More broadly, the executive order requires creation of an Invasive Species Council to serve as an advisory committee at the highest levels of the federal government. The job of the council (now underway) is to oversee the implementation and coordination of the executive order within and among the relevant federal agencies. The council encourages planning at multiple levels of government, provides guidance to agencies on how to prevent or control damage from invasive species, facilitates the development of an information network among federal agencies for monitoring and documentation, establishes a coordinated set of databases on nonnative species, and prepares a National Invasive Species Management Plan (see www.invasivespecies.gov for more information). An important feature of this plan will be to review existing and prospective approaches and legal authorities for preventing the introduction and spread of invasive species — that is, to determine if new laws or regulations are needed and, if so, in which areas.

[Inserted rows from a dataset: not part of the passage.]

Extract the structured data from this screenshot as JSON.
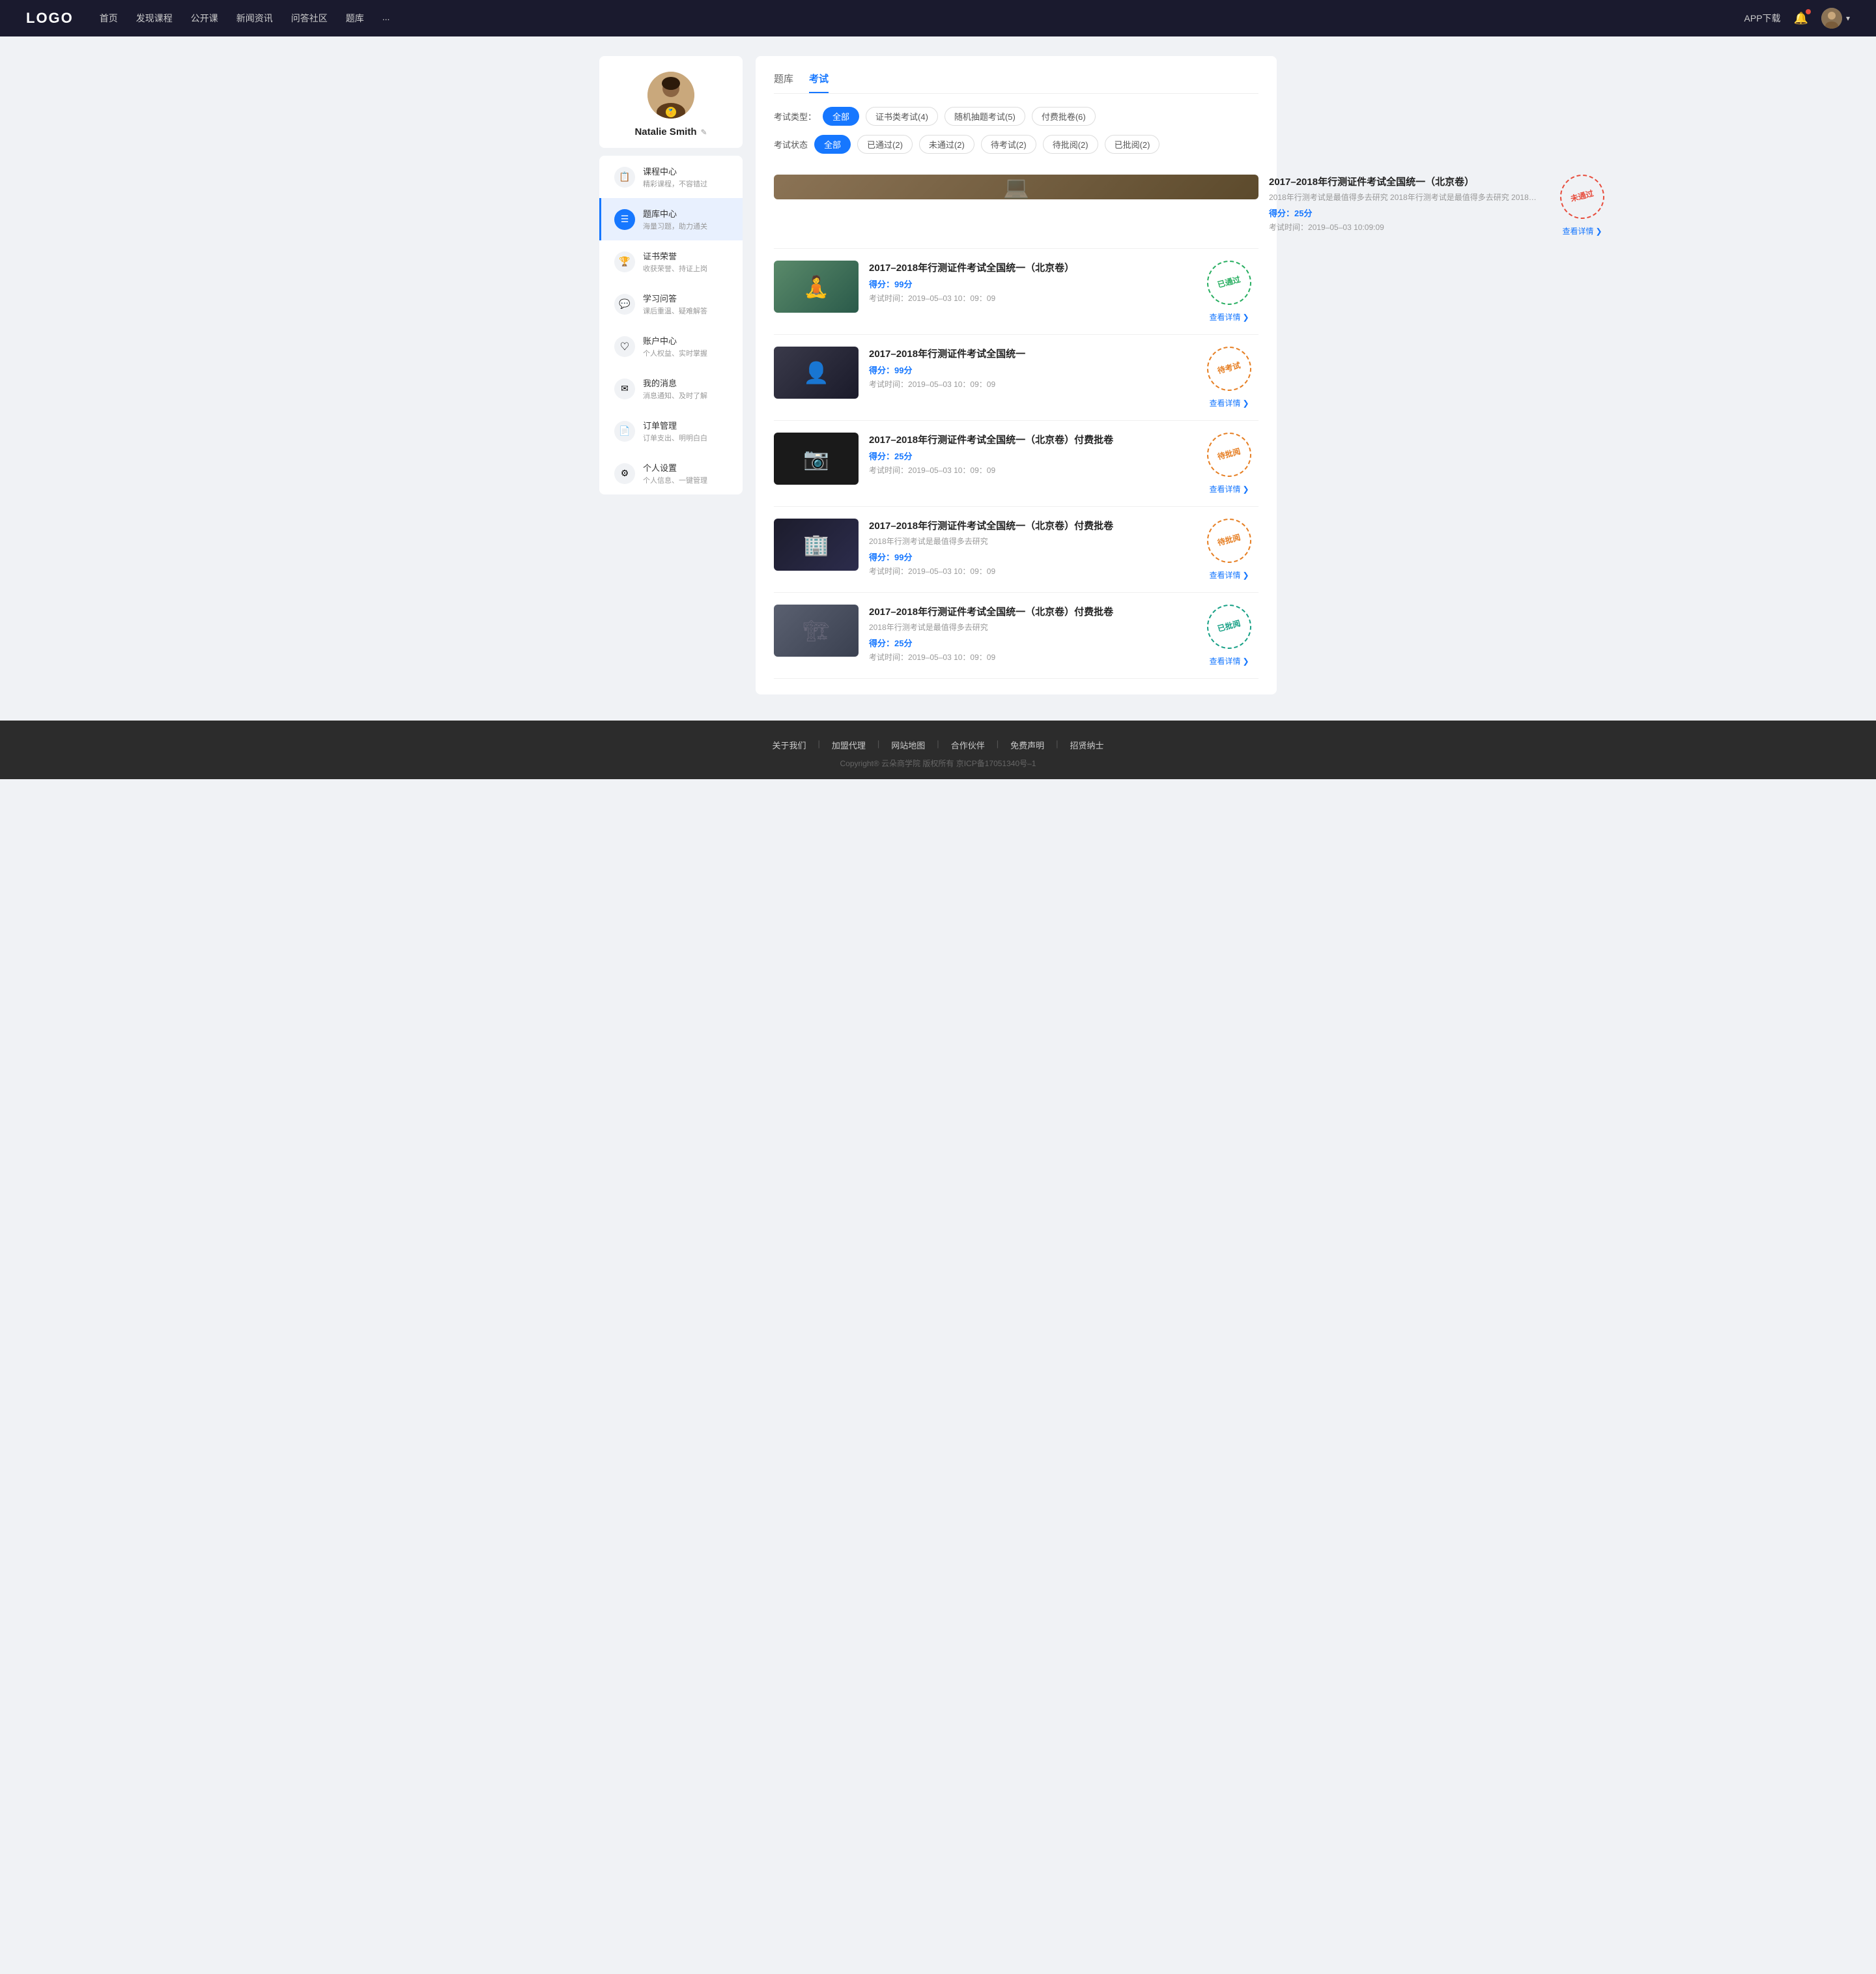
{
  "header": {
    "logo": "LOGO",
    "nav": [
      {
        "label": "首页",
        "href": "#"
      },
      {
        "label": "发现课程",
        "href": "#"
      },
      {
        "label": "公开课",
        "href": "#"
      },
      {
        "label": "新闻资讯",
        "href": "#"
      },
      {
        "label": "问答社区",
        "href": "#"
      },
      {
        "label": "题库",
        "href": "#"
      },
      {
        "label": "...",
        "href": "#"
      }
    ],
    "app_btn": "APP下载",
    "more_label": "..."
  },
  "sidebar": {
    "profile": {
      "name": "Natalie Smith",
      "edit_icon": "✎"
    },
    "nav_items": [
      {
        "id": "course-center",
        "icon": "📋",
        "title": "课程中心",
        "sub": "精彩课程，不容错过",
        "active": false
      },
      {
        "id": "question-bank",
        "icon": "☰",
        "title": "题库中心",
        "sub": "海量习题，助力通关",
        "active": true
      },
      {
        "id": "certificate",
        "icon": "🏆",
        "title": "证书荣誉",
        "sub": "收获荣誉、持证上岗",
        "active": false
      },
      {
        "id": "learning-qa",
        "icon": "💬",
        "title": "学习问答",
        "sub": "课后重温、疑难解答",
        "active": false
      },
      {
        "id": "account-center",
        "icon": "♡",
        "title": "账户中心",
        "sub": "个人权益、实时掌握",
        "active": false
      },
      {
        "id": "messages",
        "icon": "✉",
        "title": "我的消息",
        "sub": "消息通知、及时了解",
        "active": false
      },
      {
        "id": "orders",
        "icon": "📄",
        "title": "订单管理",
        "sub": "订单支出、明明白白",
        "active": false
      },
      {
        "id": "settings",
        "icon": "⚙",
        "title": "个人设置",
        "sub": "个人信息、一键管理",
        "active": false
      }
    ]
  },
  "content": {
    "top_tabs": [
      {
        "label": "题库",
        "active": false
      },
      {
        "label": "考试",
        "active": true
      }
    ],
    "filter_type": {
      "label": "考试类型：",
      "tags": [
        {
          "label": "全部",
          "active": true
        },
        {
          "label": "证书类考试(4)",
          "active": false
        },
        {
          "label": "随机抽题考试(5)",
          "active": false
        },
        {
          "label": "付费批卷(6)",
          "active": false
        }
      ]
    },
    "filter_status": {
      "label": "考试状态",
      "tags": [
        {
          "label": "全部",
          "active": true
        },
        {
          "label": "已通过(2)",
          "active": false
        },
        {
          "label": "未通过(2)",
          "active": false
        },
        {
          "label": "待考试(2)",
          "active": false
        },
        {
          "label": "待批阅(2)",
          "active": false
        },
        {
          "label": "已批阅(2)",
          "active": false
        }
      ]
    },
    "exam_items": [
      {
        "id": 1,
        "title": "2017–2018年行测证件考试全国统一（北京卷）",
        "desc": "2018年行测考试是最值得多去研究 2018年行测考试是最值得多去研究 2018年行...",
        "score_label": "得分：",
        "score_value": "25分",
        "time_label": "考试时间：",
        "time_value": "2019–05–03  10:09:09",
        "status": "未通过",
        "status_class": "stamp-red",
        "detail_label": "查看详情",
        "thumb_class": "thumb-laptop"
      },
      {
        "id": 2,
        "title": "2017–2018年行测证件考试全国统一（北京卷）",
        "desc": "",
        "score_label": "得分：",
        "score_value": "99分",
        "time_label": "考试时间：",
        "time_value": "2019–05–03  10：09：09",
        "status": "已通过",
        "status_class": "stamp-green",
        "detail_label": "查看详情",
        "thumb_class": "thumb-person"
      },
      {
        "id": 3,
        "title": "2017–2018年行测证件考试全国统一",
        "desc": "",
        "score_label": "得分：",
        "score_value": "99分",
        "time_label": "考试时间：",
        "time_value": "2019–05–03  10：09：09",
        "status": "待考试",
        "status_class": "stamp-orange",
        "detail_label": "查看详情",
        "thumb_class": "thumb-3"
      },
      {
        "id": 4,
        "title": "2017–2018年行测证件考试全国统一（北京卷）付费批卷",
        "desc": "",
        "score_label": "得分：",
        "score_value": "25分",
        "time_label": "考试时间：",
        "time_value": "2019–05–03  10：09：09",
        "status": "待批阅",
        "status_class": "stamp-orange",
        "detail_label": "查看详情",
        "thumb_class": "thumb-cam"
      },
      {
        "id": 5,
        "title": "2017–2018年行测证件考试全国统一（北京卷）付费批卷",
        "desc": "2018年行测考试是最值得多去研究",
        "score_label": "得分：",
        "score_value": "99分",
        "time_label": "考试时间：",
        "time_value": "2019–05–03  10：09：09",
        "status": "待批阅",
        "status_class": "stamp-orange",
        "detail_label": "查看详情",
        "thumb_class": "thumb-building"
      },
      {
        "id": 6,
        "title": "2017–2018年行测证件考试全国统一（北京卷）付费批卷",
        "desc": "2018年行测考试是最值得多去研究",
        "score_label": "得分：",
        "score_value": "25分",
        "time_label": "考试时间：",
        "time_value": "2019–05–03  10：09：09",
        "status": "已批阅",
        "status_class": "stamp-teal",
        "detail_label": "查看详情",
        "thumb_class": "thumb-building2"
      }
    ]
  },
  "footer": {
    "links": [
      {
        "label": "关于我们"
      },
      {
        "label": "加盟代理"
      },
      {
        "label": "网站地图"
      },
      {
        "label": "合作伙伴"
      },
      {
        "label": "免费声明"
      },
      {
        "label": "招贤纳士"
      }
    ],
    "copyright": "Copyright® 云朵商学院  版权所有    京ICP备17051340号–1"
  }
}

The Council and Plan offer an unprecedented opportunity to create a coordinated and comprehensive system for preventing and managing nonnative species problems. If the federal agencies responsible for working with the Council and implementing the Plan follow through on the intent of the executive order, the United States may be able to slow the rate of new introductions significantly. This may be the best chance we will ever have to institute effective policies of prevention while there are still invasions to prevent.
Quammen, D. 1996. The Song of the Dodo. Scribner, New York.
Bright, C. and L. Starke. 1998. Life Out of Bounds: Bioinvasion in a Borderless World. W.W. Norton and Company, New York.
Harmful non-indigenous species in the United States. 1993. Office of Technology Assessment, U.S. Government Printing Office, Washington, D.C.
Williamson, M. 1996. Biological Invasions. Chapman and Hall, London.
National Invasive Species Council
Official site of the interagency effort to implement the Executive Order. A draft management plan is available for download.
Invaders Database System
A compendium of publications, invasion histories, and pest descriptions. Also offers an alert service and a database searchable by region and topic. Focuses largely on plants.
American Lands Alliance’s Invasive Species Page
Information on current national invasive species policy issues.
Alien Plant Working Group of the Plant Conservation Alliance
Nationwide lists of invaders, factsheets, and links to other sites.
Animal and Plant Health Inspection Service
Information on all major regulatory issues. Special reports on “hot topics.”
About the Author:
Jason Van Driesche is a graduate student in the Institute for Environmental Studies and the Department of Urban and Regional Planning at the University of Wisconsin-Madison.
Roy Van Driesche teaches and researches biological control at the University of Massachusetts-Amherst, and is co-author of the textbook Biological Control (Chapman and Hall, 1996). He is Jason’s father.
This article was excerpted from the recent book, Nature Out of Place: Biological Invasions in the Global Age by Jason Van Driesche and Roy Van Driesche (Island Press, Fall 2000).